Theorem 1. Let us assume, that exists an optimal couple for the optimal control
problem (1), and we assume that and are continuously differentiable in and continuous in
and . Then, exists an adjoint variable that satisfies
An optimal policy has the property that, whatever the initial
state and initial conditions are, the remaining decision must
constitute an optimal policy with regard to the outcome
resulting from the first decision.
398 International Journal of Physical and Mathematical Sciences Vol 4, No 1 (2013) ISSN: 2010-1791
where the so-called Hamiltonian is defined as
The maximum principle states that under certain assumptions there exists for every optimal
control path a trajectory such that the maximum condition, the adjoin equation, and
transversality condition (eq. 4) are satisfied. To obtain a sufficiency theorem we augment these
conditions by convexity assumptions.
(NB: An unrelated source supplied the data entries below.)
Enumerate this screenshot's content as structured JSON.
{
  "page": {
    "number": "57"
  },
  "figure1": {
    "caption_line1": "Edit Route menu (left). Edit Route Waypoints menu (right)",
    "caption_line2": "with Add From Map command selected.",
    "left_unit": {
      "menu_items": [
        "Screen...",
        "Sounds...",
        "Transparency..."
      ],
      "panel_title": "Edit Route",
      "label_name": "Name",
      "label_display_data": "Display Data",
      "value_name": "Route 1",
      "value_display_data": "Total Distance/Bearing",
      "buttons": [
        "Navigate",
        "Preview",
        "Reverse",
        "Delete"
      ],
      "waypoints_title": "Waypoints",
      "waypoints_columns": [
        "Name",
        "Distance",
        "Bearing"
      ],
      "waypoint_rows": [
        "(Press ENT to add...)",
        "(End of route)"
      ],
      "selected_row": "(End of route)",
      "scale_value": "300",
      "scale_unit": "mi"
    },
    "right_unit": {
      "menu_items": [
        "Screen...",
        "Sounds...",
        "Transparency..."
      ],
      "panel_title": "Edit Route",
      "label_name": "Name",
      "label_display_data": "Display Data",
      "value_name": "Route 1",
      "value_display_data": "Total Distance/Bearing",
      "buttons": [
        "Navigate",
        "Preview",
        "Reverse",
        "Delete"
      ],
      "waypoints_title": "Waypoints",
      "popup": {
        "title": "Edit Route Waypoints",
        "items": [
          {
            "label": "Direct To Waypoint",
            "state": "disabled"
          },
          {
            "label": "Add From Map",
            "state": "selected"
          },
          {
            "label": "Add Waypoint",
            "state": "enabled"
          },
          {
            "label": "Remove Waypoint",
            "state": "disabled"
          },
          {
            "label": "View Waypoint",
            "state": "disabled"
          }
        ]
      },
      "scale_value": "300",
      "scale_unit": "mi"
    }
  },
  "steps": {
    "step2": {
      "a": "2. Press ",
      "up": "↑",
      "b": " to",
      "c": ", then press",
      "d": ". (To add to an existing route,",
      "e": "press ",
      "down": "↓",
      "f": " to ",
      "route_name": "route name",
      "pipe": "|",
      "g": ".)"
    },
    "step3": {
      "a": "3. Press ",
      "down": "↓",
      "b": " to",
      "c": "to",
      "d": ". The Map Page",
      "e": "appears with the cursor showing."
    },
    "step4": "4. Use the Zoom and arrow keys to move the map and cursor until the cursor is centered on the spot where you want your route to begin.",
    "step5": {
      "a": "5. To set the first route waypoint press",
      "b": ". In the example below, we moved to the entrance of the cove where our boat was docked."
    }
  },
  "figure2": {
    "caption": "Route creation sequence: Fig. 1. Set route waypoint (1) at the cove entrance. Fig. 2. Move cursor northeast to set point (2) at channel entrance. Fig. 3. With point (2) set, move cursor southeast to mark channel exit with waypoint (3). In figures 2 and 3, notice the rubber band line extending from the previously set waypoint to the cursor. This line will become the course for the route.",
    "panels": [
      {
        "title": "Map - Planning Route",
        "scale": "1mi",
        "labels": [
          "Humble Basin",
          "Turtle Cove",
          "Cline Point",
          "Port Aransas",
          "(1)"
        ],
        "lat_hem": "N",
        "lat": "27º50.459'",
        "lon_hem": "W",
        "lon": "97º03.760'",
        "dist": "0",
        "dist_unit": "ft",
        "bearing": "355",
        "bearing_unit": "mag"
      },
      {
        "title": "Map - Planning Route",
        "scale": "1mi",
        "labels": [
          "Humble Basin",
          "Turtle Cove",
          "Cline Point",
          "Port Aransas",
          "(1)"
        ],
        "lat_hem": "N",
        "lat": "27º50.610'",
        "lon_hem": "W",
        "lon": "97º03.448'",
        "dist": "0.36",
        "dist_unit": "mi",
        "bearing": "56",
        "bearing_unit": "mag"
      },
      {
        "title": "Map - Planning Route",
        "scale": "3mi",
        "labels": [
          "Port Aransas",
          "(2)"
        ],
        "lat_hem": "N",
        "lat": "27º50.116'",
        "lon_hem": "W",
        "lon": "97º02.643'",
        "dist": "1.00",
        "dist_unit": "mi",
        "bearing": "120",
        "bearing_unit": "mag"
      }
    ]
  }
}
This yields the following theorem.
Theorem 2. Consider the optimal control problem given by the equation (1), (2), (3) and define
the Hamiltonian function like in (7), and the maximized Hamiltonian function
Assume that the state space is a convex set and that is continuously differentiable and
concave. Let be a feasible control path with corresponding state trajectory . If there exists
an absolutely continuous function such that the maximum condition
the adjoint equation
and the transversality condition
are satisfied, and such that the function is concave and continuously
differentiable with respect to for all , then is an optimal path. If the set of feasible
controls, does not depend on , this result remains true if equation (10) is replaced by
399 International Journal of Physical and Mathematical Sciences Vol 4, No 1 (2013) ISSN: 2010-1791
3. Differential games: basic concepts
The general -player (deterministic) differential game time is described by the state equation
and the cost functional for each player is given by the equation
for , where the index set is called the players' set.
In this formulation we consider a fixed interval of time that is the prescribed duration of
the game, is the initial state known by all players. Let called
trajectory space of the game. The controls are chosen by player for all , here
is named an admissible strategy set for player . Then the problem can be stated as follows
For each , player wants to choose his control such as to minimize (or maximize)
the cost functional (profits) subject to the state equation (13).
It is assumed that all players know the state equation as well as the cost functionals.
Example 1. In a two-firm differential game with one state variable , the state evolves over
time according to the differential equation
in which are scalar control variables of firm 1 and 2, respectively. The state variable
represents the number of customers that firm 1 has at time and is the constant size of the
total market. Hence is the number of customers of firm 2. The control variables
are the firm`s respective advertising effort rates at time . The differential equation, in this case, can
be interpreted in the following way: the number of customers of firm 1 tends to increase by the
advertising efforts of firm 1 since these efforts attract customers from firm 2. On the other hand, the
advertising efforts of firm 2 tend to draw away customers from firm 1.
Payoffs are given by
400 International Journal of Physical and Mathematical Sciences Vol 4, No 1 (2013) ISSN: 2010-1791
in which represent firm i's unit revenues. The second term in the integrand of is a convex
advertising cost function of firm . Feasibility requires that and are not negative. Each
firm wishes to choose its advertising strategy over so as to maximize its payoff. The payoff is
simply the present value of a firm's profit on the horizon.
Remark. In this game, the rival firm's actions do not influence a firm's payoff directly but only
indirectly through the state dynamics.
3.1. The information structure
In many problems the control function , for each , should be specified by means of an
information structure, which is denoted by , and is defined as
where is nondecreasing in .
Depending on the type of information available, we can define a strategy space of player
of all suitable mappings as follows
We also require that belongs to for .
Some types of standard information structures